**The problem**
Copy out each entry precisely; no image belongs in the result.

**Extracted information**
:::::

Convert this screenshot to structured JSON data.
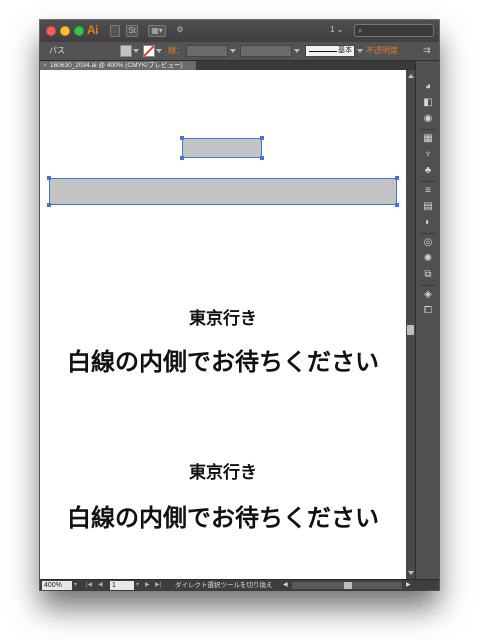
{
  "app": {
    "logo": "Ai",
    "page_indicator": "1 ⌄",
    "search_icon": "search-icon"
  },
  "control_bar": {
    "selection_type": "パス",
    "stroke_label": "線：",
    "stroke_style": "基本",
    "opacity_label": "不透明度",
    "accent_color": "#e07a2a"
  },
  "document": {
    "tab_title": "160630_2034.ai @ 400% (CMYK/プレビュー)"
  },
  "canvas": {
    "sign_1": {
      "destination": "東京行き",
      "warning": "白線の内側でお待ちください"
    },
    "sign_2": {
      "destination": "東京行き",
      "warning": "白線の内側でお待ちください"
    },
    "selection_color": "#3f74d9",
    "object_fill": "#c3c3c3"
  },
  "status_bar": {
    "zoom": "400%",
    "page": "1",
    "tool_status": "ダイレクト選択ツールを切り換え"
  }
}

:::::

**Result**
Convert this screenshot to structured JSON data.
{
  "app": {
    "logo": "Ai",
    "page_indicator": "1 ⌄",
    "search_icon": "search-icon"
  },
  "control_bar": {
    "selection_type": "パス",
    "stroke_label": "線：",
    "stroke_style": "基本",
    "opacity_label": "不透明度",
    "accent_color": "#e07a2a"
  },
  "document": {
    "tab_title": "160630_2034.ai @ 400% (CMYK/プレビュー)"
  },
  "canvas": {
    "sign_1": {
      "destination": "東京行き",
      "warning": "白線の内側でお待ちください"
    },
    "sign_2": {
      "destination": "東京行き",
      "warning": "白線の内側でお待ちください"
    },
    "selection_color": "#3f74d9",
    "object_fill": "#c3c3c3"
  },
  "status_bar": {
    "zoom": "400%",
    "page": "1",
    "tool_status": "ダイレクト選択ツールを切り換え"
  }
}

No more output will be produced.